The Spanish Flu of 1918: Part 1

The small boy pulled his woolen hat tightly onto his head and down over his ears in a futile attempt to escape the damp, bitter November chill as it rushed in off the Atlantic and wrapped itself around the rugged shores of Little Anse and Samsons’ Cove.

Alexander Samson struggled with the top button of his rough, oversized jacket in another futile attempt to insulate himself from the cold. He was on a mission of mercy to the homes of two of his relatives. Willie Samson and Jimmy Joe Samson had fallen deathly ill with high fevers, severe pain, and excruciating headaches. Little Theophile along with Arthur and Ernest Landry had been chosen to carry food to the homes of the afflicted.

Corpses were being buried in mass graves in the cemetery next to the church. And, as if the fatalities from the epidemic were not enough, fear caused people to resort to desperate measures, measures which were either ineffective such as herbal concoctions and Robert Martell’s special wines or tragic like Nedie a Calis’ wife’s attempt to rid her house of germs by boiling creoline on the stove; she might have succeeded in killing the infection, but the fumes also succeeded in killing everyone in the home.

As the world struggles with the consequences of the Corona virus, we are reminded of how vulnerable we still are in the comfortable, technologically advanced twenty-first century. We are also reminded that it is not the first time the world has faced the onslaught of a virulent, incurable virus.

Influenza is caused by a virus which is transmitted from person to person by airborne respiratory secretions. An outbreak can occur if a new strain develops against which the population has no immunity. Such was the case in 1918, and because this particular germ affected peoples throughout the world, it is more accurately referred to as a pandemic. The Spanish Flu was swift and devastating and arguably the most destructive in human history. The cause of its virulence has never been determined.
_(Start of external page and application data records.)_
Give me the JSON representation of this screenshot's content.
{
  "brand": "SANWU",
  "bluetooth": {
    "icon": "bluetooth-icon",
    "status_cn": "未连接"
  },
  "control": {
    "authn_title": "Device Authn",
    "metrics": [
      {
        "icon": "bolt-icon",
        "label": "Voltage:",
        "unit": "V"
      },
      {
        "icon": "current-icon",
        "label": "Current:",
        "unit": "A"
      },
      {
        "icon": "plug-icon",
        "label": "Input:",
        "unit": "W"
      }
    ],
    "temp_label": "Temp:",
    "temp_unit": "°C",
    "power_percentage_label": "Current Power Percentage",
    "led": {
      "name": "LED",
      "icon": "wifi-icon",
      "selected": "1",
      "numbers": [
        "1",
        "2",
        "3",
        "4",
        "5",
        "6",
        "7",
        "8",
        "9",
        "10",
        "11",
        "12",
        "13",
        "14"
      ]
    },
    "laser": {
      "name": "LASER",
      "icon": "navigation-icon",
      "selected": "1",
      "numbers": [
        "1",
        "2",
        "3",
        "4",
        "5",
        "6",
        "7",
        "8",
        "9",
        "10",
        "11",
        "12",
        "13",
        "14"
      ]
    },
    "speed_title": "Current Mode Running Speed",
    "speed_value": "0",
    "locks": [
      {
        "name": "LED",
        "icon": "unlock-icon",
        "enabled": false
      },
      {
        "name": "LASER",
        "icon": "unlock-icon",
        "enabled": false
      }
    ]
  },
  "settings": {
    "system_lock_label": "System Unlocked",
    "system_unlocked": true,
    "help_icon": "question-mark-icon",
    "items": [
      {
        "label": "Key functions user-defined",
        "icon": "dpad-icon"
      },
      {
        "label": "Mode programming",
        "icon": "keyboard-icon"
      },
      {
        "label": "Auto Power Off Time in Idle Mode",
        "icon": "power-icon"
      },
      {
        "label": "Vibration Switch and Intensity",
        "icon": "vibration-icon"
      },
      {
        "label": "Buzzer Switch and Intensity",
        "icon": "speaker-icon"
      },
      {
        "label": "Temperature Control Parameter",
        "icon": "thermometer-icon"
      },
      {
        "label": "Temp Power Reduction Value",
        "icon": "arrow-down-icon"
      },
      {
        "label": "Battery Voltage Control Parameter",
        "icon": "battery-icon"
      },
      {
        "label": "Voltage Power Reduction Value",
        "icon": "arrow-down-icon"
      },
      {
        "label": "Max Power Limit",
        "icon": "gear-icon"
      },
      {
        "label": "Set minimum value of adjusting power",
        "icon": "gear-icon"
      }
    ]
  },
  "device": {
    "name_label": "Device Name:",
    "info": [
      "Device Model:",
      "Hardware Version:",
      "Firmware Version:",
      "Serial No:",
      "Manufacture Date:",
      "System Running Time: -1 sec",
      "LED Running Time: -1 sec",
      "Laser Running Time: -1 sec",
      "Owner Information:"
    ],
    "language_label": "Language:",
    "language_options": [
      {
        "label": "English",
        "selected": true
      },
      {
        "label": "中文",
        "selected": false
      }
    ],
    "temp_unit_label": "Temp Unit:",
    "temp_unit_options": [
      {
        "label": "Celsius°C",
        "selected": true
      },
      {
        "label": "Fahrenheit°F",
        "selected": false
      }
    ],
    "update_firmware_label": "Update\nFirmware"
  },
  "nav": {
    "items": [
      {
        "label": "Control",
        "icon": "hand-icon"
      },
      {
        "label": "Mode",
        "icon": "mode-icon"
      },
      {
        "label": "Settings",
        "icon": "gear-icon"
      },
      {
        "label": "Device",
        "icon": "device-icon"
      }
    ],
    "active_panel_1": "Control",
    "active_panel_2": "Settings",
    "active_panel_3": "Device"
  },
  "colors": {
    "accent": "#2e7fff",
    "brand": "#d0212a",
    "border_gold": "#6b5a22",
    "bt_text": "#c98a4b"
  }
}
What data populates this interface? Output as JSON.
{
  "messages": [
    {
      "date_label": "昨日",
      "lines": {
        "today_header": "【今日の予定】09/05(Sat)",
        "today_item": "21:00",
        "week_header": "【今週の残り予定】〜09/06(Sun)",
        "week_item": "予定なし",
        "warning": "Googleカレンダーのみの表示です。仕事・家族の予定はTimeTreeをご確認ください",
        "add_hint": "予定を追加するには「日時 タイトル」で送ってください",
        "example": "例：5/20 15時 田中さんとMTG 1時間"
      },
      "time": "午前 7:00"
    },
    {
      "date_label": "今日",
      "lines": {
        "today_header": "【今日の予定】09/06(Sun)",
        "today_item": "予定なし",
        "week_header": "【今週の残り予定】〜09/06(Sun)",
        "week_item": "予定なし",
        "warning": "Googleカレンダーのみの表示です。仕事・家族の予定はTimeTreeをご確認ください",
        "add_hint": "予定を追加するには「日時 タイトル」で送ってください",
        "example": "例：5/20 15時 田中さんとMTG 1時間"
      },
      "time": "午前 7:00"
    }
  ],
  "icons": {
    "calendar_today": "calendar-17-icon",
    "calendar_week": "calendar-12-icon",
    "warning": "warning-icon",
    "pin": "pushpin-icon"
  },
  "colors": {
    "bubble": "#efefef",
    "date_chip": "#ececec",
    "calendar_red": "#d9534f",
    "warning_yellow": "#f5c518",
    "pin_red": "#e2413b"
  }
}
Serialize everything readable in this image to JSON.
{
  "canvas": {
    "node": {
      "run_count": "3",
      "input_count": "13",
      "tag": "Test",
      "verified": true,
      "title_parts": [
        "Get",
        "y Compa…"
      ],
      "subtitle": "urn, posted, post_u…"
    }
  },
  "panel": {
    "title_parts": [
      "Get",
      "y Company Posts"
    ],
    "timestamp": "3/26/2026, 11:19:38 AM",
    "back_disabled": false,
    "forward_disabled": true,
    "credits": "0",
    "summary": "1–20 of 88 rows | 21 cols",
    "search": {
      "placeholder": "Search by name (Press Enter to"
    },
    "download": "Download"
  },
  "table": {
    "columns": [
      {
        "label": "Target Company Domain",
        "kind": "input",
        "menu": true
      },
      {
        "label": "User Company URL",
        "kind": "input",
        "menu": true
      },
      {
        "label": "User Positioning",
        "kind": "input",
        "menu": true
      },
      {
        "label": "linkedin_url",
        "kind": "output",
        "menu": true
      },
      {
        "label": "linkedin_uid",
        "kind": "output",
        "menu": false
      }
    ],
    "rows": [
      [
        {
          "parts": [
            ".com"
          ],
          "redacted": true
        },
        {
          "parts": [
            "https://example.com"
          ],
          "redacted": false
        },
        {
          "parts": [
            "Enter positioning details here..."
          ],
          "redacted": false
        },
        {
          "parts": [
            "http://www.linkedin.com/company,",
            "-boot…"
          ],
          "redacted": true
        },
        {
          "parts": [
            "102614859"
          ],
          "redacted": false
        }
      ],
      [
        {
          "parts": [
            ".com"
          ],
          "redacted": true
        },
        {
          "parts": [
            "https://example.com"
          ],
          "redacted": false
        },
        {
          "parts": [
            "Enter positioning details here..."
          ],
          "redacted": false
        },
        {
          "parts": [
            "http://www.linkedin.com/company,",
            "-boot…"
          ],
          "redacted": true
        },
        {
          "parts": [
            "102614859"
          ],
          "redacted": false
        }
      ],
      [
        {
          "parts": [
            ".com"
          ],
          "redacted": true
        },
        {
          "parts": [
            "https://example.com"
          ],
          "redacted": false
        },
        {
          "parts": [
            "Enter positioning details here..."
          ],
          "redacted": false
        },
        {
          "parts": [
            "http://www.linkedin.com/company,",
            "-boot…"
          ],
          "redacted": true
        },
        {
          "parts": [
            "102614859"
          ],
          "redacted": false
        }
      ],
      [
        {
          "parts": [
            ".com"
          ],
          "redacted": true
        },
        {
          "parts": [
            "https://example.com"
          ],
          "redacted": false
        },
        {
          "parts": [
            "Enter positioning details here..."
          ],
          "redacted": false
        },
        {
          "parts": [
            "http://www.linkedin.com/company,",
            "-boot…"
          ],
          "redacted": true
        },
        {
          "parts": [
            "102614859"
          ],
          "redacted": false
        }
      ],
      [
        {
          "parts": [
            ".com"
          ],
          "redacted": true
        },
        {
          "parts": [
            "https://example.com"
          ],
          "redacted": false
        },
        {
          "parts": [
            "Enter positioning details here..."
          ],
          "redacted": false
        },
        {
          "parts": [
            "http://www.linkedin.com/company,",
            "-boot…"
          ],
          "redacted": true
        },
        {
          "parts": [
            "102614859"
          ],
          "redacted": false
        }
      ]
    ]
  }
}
In September 1918 a ship sailed quietly and ominously into the sheltered, unsuspecting harbour of Petit de Grat. This vessel, The Italy, registered in Rockland, Maine was sailing from the Canary Islands with a cargo of salt for the Comeau Brothers Fish Plant when one of the crew, Frank Poole, 21, fell ill and died. This was September 29. In port, James Benoit Sr. removed the corpse and buried it while all his belongings were incinerated indicating that there was a fear that this death was no ordinary one. On October 5, aged 40, James Benoit died.

The port physician, Dr. B.A. LeBlanc, was called in to investigate, but it took some time for a diagnosis to determine that what was being dealt with was the Spanish Influenza. In the meantime several of the fish plant workers who had unloaded the shipment of salt became ill and died. Dr. B.A. himself fell victim; he was quickly followed by Dr. Honore Cyr and Dr. G.R. Deveau.

It was deemed advisable to request the intervention of the provincial medical officer, Dr. Morton of Halifax. He immediately realized the critical nature of the situation and put into effect what measures were at his disposal such as closing all public places and imposing an informal quarantine.